Spatial thinking: screen use

Posted by Jeanne Barrett on April 22, 2020 in Uncategorized

Most of us are working, socializing, teaching and learning via electronic devices instead of in shared actual space. The increase in screen time brings new demands to the use of the instrument of self.

With our Alexander tools of refined intention and attention, we can find new means to rise to these increased demands. While I am teaching online Alexander lessons, I notice an urgency to teach well and to provide some shred of normalcy in these abnormal times. Urgency easily tilts to end gaining, as I crane toward the screen, and reach for sound and vision. By narrowing my attention to reach for sound and vision, I tire myself and diminish an overall elastic response.

Dynamic pauses are thus needed for me to have best use of self in my problem solving/teaching mode. I remind myself of the room around me, the floor under my feet, chair under my sitting bones, the wave of breath that supports and enlivens me. The sound may come from speakers, but it comes via vibrations to my ears and brain. I don’t have to go fetch it. Watching my student on the screen easily tires my eyes until I remember that light waves come through the lenses of my eyes and are interpreted by my deeper brain into vision. The more frequently I think of my whole integrated back “seeing”, the less tired my eyes become. I receive and welcome instead of yearning and straining.

These intentions require frequent micro moments when I prioritize a welcoming curiosity to straining at the expense of ease. If I softly include the room around me, the view from my office window (dogwood nearly in bloom), the sounds of scrub jays in the court yard while I listen to and watch my student, my eyes, hearing and voice work less and receive broader support. Solutions arise with an ease that is sometimes surprising, as though I didn’t think of them, they thought themselves. All I did was get out of the way.

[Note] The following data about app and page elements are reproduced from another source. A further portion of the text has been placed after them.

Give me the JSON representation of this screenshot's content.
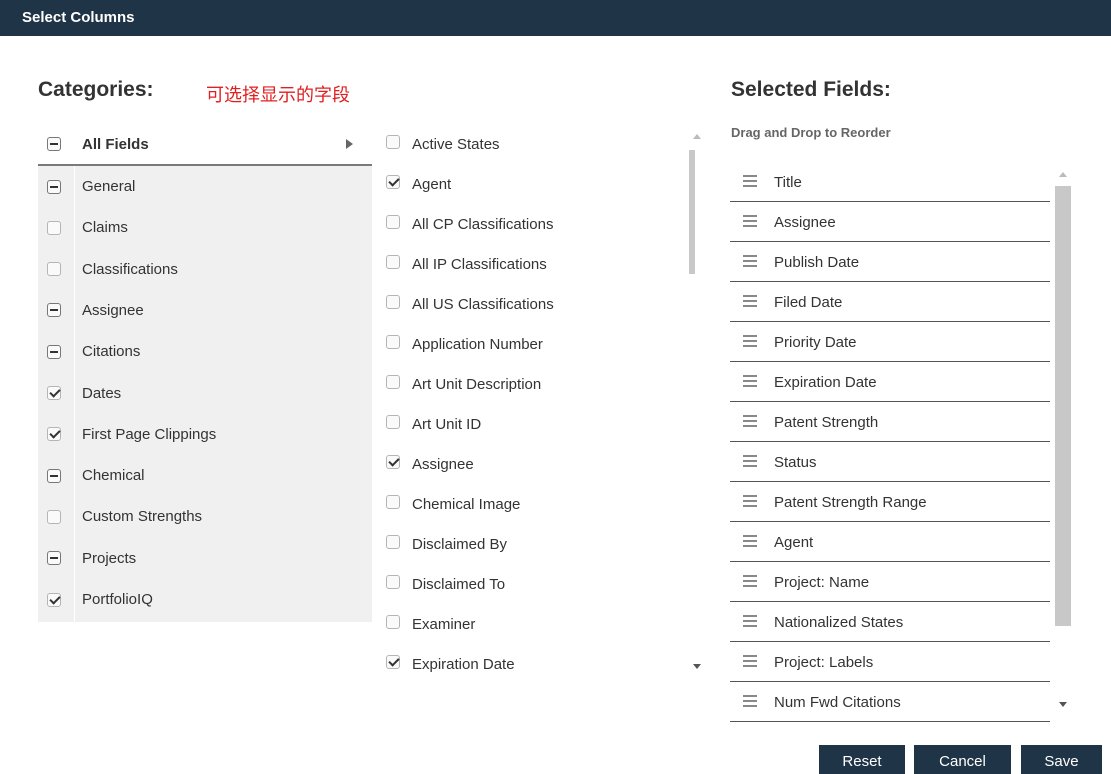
{
  "window": {
    "title": "Select Columns"
  },
  "categories": {
    "heading": "Categories:",
    "note": "可选择显示的字段",
    "items": [
      {
        "label": "All Fields",
        "state": "partial"
      },
      {
        "label": "General",
        "state": "partial"
      },
      {
        "label": "Claims",
        "state": "unchecked"
      },
      {
        "label": "Classifications",
        "state": "unchecked"
      },
      {
        "label": "Assignee",
        "state": "partial"
      },
      {
        "label": "Citations",
        "state": "partial"
      },
      {
        "label": "Dates",
        "state": "checked"
      },
      {
        "label": "First Page Clippings",
        "state": "checked"
      },
      {
        "label": "Chemical",
        "state": "partial"
      },
      {
        "label": "Custom Strengths",
        "state": "unchecked"
      },
      {
        "label": "Projects",
        "state": "partial"
      },
      {
        "label": "PortfolioIQ",
        "state": "checked"
      }
    ]
  },
  "fields": {
    "items": [
      {
        "label": "Active States",
        "checked": false
      },
      {
        "label": "Agent",
        "checked": true
      },
      {
        "label": "All CP Classifications",
        "checked": false
      },
      {
        "label": "All IP Classifications",
        "checked": false
      },
      {
        "label": "All US Classifications",
        "checked": false
      },
      {
        "label": "Application Number",
        "checked": false
      },
      {
        "label": "Art Unit Description",
        "checked": false
      },
      {
        "label": "Art Unit ID",
        "checked": false
      },
      {
        "label": "Assignee",
        "checked": true
      },
      {
        "label": "Chemical Image",
        "checked": false
      },
      {
        "label": "Disclaimed By",
        "checked": false
      },
      {
        "label": "Disclaimed To",
        "checked": false
      },
      {
        "label": "Examiner",
        "checked": false
      },
      {
        "label": "Expiration Date",
        "checked": true
      }
    ]
  },
  "selected": {
    "heading": "Selected Fields:",
    "subheading": "Drag and Drop to Reorder",
    "items": [
      "Title",
      "Assignee",
      "Publish Date",
      "Filed Date",
      "Priority Date",
      "Expiration Date",
      "Patent Strength",
      "Status",
      "Patent Strength Range",
      "Agent",
      "Project: Name",
      "Nationalized States",
      "Project: Labels",
      "Num Fwd Citations"
    ]
  },
  "buttons": {
    "reset": "Reset",
    "cancel": "Cancel",
    "save": "Save"
  }
}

The screen may be a necessary interface for now, but we can continue to refine our own means as we use the screen. We have choices in our spatial attention that potentially improve our condition of self, and thus our problem solving skills. We can decide what we want, then make the relevant choices. We can’t change current demands, but we can allow ourselves the time to change responses.